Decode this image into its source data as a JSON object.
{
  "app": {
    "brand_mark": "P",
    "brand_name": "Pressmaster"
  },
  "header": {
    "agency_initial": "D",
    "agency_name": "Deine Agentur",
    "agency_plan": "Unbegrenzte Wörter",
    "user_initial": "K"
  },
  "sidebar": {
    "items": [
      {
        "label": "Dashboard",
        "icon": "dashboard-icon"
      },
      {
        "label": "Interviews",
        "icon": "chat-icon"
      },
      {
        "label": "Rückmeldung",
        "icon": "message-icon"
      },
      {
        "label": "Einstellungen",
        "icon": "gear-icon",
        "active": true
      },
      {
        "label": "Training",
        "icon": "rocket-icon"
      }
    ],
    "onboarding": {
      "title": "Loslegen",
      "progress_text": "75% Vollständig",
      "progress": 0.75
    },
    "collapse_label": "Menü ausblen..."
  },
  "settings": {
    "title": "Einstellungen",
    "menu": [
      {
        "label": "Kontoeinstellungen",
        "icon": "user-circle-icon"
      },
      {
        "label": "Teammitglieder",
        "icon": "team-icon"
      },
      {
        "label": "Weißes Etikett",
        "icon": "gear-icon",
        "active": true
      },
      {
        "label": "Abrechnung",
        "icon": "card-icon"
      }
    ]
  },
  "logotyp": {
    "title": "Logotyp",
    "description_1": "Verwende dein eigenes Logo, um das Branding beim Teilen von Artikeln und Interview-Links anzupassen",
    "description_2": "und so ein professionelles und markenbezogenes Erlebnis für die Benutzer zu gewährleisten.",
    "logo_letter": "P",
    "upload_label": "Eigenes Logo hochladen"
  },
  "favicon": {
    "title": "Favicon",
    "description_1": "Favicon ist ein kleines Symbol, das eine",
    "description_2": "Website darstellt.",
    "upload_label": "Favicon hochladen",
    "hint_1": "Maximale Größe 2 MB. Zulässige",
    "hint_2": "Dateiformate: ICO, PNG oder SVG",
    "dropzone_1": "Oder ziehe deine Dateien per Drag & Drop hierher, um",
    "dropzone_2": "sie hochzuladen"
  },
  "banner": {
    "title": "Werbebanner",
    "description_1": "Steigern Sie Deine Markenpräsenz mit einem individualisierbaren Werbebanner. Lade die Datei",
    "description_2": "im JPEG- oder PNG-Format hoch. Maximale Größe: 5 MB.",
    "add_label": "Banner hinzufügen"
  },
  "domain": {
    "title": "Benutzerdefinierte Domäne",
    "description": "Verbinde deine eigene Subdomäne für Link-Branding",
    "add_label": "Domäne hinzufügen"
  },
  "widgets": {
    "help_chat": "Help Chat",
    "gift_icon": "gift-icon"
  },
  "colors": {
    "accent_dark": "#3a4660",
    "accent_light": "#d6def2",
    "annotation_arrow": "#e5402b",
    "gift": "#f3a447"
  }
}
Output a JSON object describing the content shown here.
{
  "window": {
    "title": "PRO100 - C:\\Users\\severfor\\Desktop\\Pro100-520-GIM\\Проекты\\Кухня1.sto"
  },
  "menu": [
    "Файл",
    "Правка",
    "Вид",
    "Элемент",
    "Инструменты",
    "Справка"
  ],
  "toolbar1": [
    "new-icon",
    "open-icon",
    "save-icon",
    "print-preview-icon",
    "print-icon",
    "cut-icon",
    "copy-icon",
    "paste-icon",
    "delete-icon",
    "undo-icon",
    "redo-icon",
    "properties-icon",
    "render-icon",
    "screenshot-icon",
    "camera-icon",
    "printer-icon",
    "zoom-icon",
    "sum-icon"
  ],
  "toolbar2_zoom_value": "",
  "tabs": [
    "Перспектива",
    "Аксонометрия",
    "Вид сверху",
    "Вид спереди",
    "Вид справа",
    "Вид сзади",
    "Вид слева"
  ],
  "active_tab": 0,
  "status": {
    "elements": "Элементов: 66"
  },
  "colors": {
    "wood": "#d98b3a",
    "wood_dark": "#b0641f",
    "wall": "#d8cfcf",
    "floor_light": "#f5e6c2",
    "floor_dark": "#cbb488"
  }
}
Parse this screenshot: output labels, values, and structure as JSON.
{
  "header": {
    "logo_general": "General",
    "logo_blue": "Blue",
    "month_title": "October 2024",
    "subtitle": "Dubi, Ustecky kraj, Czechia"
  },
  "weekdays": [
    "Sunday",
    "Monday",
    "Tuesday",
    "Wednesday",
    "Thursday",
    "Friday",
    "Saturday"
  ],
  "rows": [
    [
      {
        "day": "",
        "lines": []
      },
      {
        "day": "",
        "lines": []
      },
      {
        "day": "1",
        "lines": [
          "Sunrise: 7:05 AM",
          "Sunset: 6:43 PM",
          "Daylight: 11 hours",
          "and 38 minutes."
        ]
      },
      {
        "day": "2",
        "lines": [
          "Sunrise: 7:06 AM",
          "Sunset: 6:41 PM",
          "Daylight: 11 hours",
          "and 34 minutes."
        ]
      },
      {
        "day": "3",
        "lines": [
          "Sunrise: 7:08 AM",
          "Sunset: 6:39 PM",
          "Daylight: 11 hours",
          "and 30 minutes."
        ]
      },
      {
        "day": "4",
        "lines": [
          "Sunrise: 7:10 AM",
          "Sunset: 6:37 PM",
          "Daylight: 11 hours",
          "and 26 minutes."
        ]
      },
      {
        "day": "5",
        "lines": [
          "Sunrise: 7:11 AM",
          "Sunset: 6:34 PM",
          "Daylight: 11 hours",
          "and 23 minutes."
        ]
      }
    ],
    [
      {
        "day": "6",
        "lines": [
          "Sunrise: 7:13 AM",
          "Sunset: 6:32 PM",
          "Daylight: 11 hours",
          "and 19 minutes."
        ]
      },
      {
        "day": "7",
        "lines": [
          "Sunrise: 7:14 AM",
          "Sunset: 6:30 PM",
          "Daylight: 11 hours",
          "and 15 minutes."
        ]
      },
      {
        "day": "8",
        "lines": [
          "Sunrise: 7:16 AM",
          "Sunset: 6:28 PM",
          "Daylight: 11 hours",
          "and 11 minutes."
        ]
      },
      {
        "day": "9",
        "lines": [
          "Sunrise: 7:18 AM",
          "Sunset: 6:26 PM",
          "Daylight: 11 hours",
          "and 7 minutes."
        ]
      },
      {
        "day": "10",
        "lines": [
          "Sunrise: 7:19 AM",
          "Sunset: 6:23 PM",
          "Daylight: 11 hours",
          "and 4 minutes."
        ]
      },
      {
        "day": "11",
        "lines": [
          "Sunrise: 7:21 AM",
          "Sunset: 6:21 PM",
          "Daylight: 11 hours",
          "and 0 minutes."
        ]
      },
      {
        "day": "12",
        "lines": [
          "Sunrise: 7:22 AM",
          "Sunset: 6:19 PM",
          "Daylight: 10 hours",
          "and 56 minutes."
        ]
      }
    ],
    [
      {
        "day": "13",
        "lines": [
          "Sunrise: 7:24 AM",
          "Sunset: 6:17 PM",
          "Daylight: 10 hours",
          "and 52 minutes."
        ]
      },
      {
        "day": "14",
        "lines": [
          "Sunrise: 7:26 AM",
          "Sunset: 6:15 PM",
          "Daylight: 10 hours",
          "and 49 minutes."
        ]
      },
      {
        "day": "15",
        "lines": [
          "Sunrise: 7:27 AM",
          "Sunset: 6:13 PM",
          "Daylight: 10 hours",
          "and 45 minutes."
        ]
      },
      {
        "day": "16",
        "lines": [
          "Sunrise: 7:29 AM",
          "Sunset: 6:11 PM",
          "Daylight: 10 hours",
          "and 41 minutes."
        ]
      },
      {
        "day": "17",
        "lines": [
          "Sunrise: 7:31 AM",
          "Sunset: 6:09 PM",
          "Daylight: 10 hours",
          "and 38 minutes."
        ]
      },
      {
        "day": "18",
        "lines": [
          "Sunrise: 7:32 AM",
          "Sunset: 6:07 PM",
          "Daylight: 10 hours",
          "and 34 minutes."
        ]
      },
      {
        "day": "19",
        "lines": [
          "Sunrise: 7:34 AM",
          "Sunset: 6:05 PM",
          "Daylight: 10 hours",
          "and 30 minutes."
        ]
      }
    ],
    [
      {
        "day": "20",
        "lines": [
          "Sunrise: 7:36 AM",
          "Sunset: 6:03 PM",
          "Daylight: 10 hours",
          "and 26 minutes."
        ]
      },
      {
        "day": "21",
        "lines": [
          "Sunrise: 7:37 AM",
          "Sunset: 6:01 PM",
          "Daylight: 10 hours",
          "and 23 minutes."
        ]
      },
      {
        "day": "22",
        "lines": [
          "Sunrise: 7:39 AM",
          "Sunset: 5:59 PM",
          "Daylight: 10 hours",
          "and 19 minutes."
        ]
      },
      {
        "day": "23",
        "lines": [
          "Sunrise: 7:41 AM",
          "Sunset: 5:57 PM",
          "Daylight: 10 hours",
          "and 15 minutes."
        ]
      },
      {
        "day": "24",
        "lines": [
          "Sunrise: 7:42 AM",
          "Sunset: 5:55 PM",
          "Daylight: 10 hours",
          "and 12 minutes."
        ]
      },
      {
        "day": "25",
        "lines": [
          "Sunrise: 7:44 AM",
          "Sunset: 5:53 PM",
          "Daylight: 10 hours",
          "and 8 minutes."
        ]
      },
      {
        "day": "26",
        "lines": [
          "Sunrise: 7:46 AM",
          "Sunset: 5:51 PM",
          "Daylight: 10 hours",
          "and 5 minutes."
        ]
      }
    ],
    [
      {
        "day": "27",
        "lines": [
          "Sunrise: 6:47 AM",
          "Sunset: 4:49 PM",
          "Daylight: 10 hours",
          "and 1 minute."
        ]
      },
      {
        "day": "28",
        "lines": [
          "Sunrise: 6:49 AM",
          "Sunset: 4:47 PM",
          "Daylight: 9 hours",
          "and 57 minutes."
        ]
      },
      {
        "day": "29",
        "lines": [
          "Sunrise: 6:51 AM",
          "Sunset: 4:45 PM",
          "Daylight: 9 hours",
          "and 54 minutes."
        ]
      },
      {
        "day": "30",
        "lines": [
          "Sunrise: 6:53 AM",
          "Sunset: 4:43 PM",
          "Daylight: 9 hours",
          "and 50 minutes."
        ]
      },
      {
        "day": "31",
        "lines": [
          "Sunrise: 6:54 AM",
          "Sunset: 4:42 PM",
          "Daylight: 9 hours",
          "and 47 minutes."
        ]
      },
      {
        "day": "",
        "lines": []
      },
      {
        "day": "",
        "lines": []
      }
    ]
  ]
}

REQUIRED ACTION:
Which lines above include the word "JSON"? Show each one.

ANSWER BOX:
Decode this image into its source data as a JSON object.
Output a JSON object describing the content shown here.
Parse this screenshot: output labels, values, and structure as JSON.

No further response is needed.